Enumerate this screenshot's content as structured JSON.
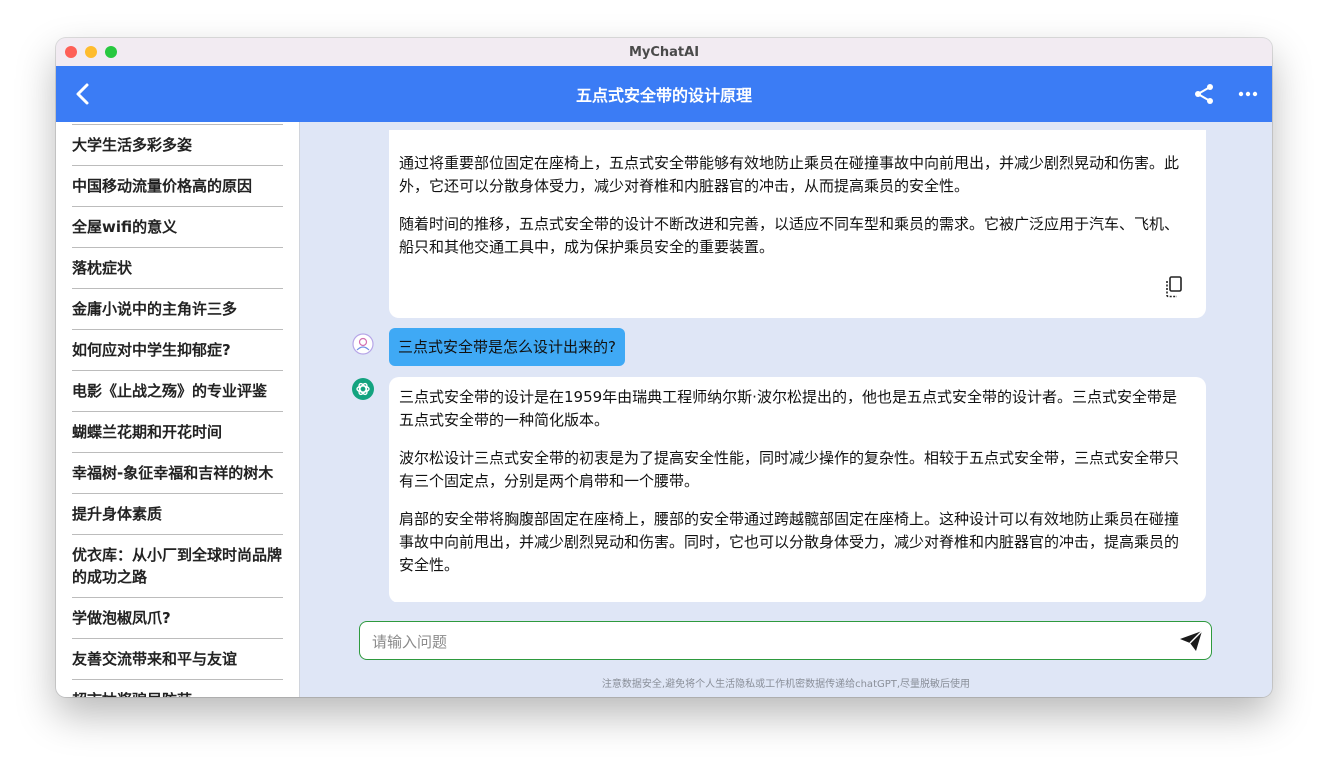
{
  "window": {
    "title": "MyChatAI"
  },
  "header": {
    "title": "五点式安全带的设计原理"
  },
  "sidebar": {
    "items": [
      {
        "label": "大学生活多彩多姿"
      },
      {
        "label": "中国移动流量价格高的原因"
      },
      {
        "label": "全屋wifi的意义"
      },
      {
        "label": "落枕症状"
      },
      {
        "label": "金庸小说中的主角许三多"
      },
      {
        "label": "如何应对中学生抑郁症?"
      },
      {
        "label": "电影《止战之殇》的专业评鉴"
      },
      {
        "label": "蝴蝶兰花期和开花时间"
      },
      {
        "label": "幸福树-象征幸福和吉祥的树木"
      },
      {
        "label": "提升身体素质"
      },
      {
        "label": "优衣库：从小厂到全球时尚品牌的成功之路"
      },
      {
        "label": "学做泡椒凤爪?"
      },
      {
        "label": "友善交流带来和平与友谊"
      },
      {
        "label": "超市抽奖骗局防范"
      }
    ]
  },
  "chat": {
    "ai_message_1": {
      "p1": "通过将重要部位固定在座椅上，五点式安全带能够有效地防止乘员在碰撞事故中向前甩出，并减少剧烈晃动和伤害。此外，它还可以分散身体受力，减少对脊椎和内脏器官的冲击，从而提高乘员的安全性。",
      "p2": "随着时间的推移，五点式安全带的设计不断改进和完善，以适应不同车型和乘员的需求。它被广泛应用于汽车、飞机、船只和其他交通工具中，成为保护乘员安全的重要装置。"
    },
    "user_message": "三点式安全带是怎么设计出来的?",
    "ai_message_2": {
      "p1": "三点式安全带的设计是在1959年由瑞典工程师纳尔斯·波尔松提出的，他也是五点式安全带的设计者。三点式安全带是五点式安全带的一种简化版本。",
      "p2": "波尔松设计三点式安全带的初衷是为了提高安全性能，同时减少操作的复杂性。相较于五点式安全带，三点式安全带只有三个固定点，分别是两个肩带和一个腰带。",
      "p3": "肩部的安全带将胸腹部固定在座椅上，腰部的安全带通过跨越髋部固定在座椅上。这种设计可以有效地防止乘员在碰撞事故中向前甩出，并减少剧烈晃动和伤害。同时，它也可以分散身体受力，减少对脊椎和内脏器官的冲击，提高乘员的安全性。"
    }
  },
  "input": {
    "placeholder": "请输入问题",
    "value": ""
  },
  "footer": {
    "notice": "注意数据安全,避免将个人生活隐私或工作机密数据传递给chatGPT,尽量脱敏后使用"
  },
  "colors": {
    "appbar": "#3b7cf5",
    "user_bubble": "#3fa9f5",
    "chat_bg": "#dfe6f6",
    "input_border": "#2e9a3e"
  },
  "icons": [
    "back-arrow-icon",
    "share-icon",
    "more-icon",
    "copy-icon",
    "user-avatar-icon",
    "chatgpt-logo-icon",
    "send-icon"
  ]
}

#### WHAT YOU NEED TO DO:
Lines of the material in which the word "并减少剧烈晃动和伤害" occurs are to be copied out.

#### PROBLEM SOLUTION:
      "p1": "通过将重要部位固定在座椅上，五点式安全带能够有效地防止乘员在碰撞事故中向前甩出，并减少剧烈晃动和伤害。此外，它还可以分散身体受力，减少对脊椎和内脏器官的冲击，从而提高乘员的安全性。",
      "p3": "肩部的安全带将胸腹部固定在座椅上，腰部的安全带通过跨越髋部固定在座椅上。这种设计可以有效地防止乘员在碰撞事故中向前甩出，并减少剧烈晃动和伤害。同时，它也可以分散身体受力，减少对脊椎和内脏器官的冲击，提高乘员的安全性。"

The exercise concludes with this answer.